- Plot: Like its heroes, twisted and bizarre. A bunch of misfit superheroes must fight against a bizarre villain who constantly plays with their minds (and they have no clue how to act like superheroes). As you can see, there’s a lot of interesting stuff here. Solid action, good audio-video background, twisted and dark (and somewhat perverse) humor. Definitely not a series for children… clearly for older audiences.
And now the key reason why this series is great for adults:
- The superheroes themselves and their interactions: Our heroes didn’t receive their powers at birth or in semi-tragic accidents.

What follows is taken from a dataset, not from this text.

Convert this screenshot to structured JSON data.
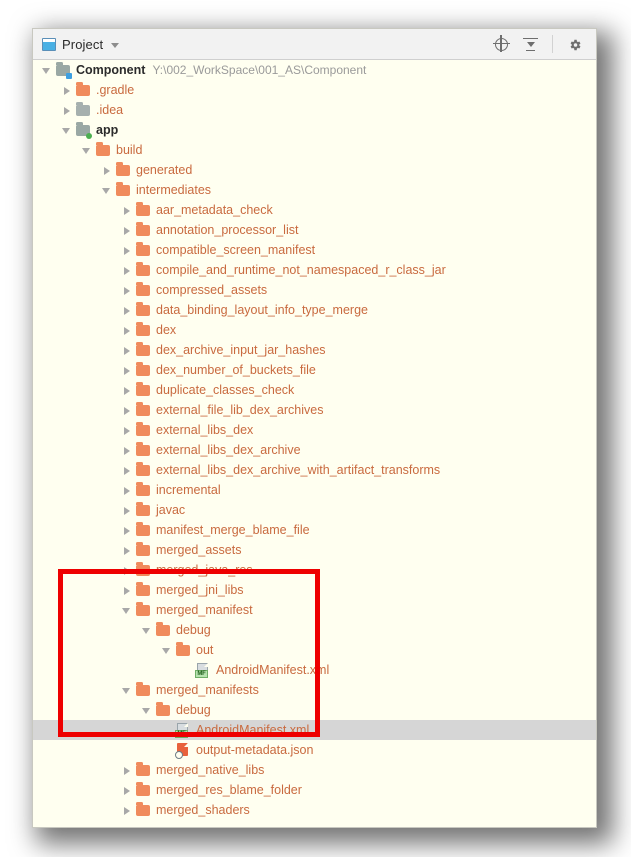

These are superheroes who have survived traumatic experiences, which have disfigured them and inflicted physical, psychological (as well as spiritual and emotional) scars for life. Traumas that led them to barely survive, or rather exist under a “glass dome,” hidden from the rest of the world. Even when they came together and “tried” to do some superhero things, the situation wasn’t any better (you’ll see in the first episodes). As much as they try to be a “family,” they are selfish, frustrated, distrustful of each other, often lacking in communication (insensitive jokes they’re not even aware of how offensive they are, insults they “throw” at each other in the heat of the moment, etc… in other words, empathy = 0). In other words, they behave incredibly humanly. You find yourself getting annoyed with them, angry at their reactions… And on top of that, their main enemy is a bizarre madman who plays with their greatest fears, while also hiding his own frustrations and fears.
(Originally reviewed: 21/06/2019)
Format: TV show
Number of seasons: 1 (15 episodes / NOTE: this was at the time when the review was done)
Runtime: 1 hr per episode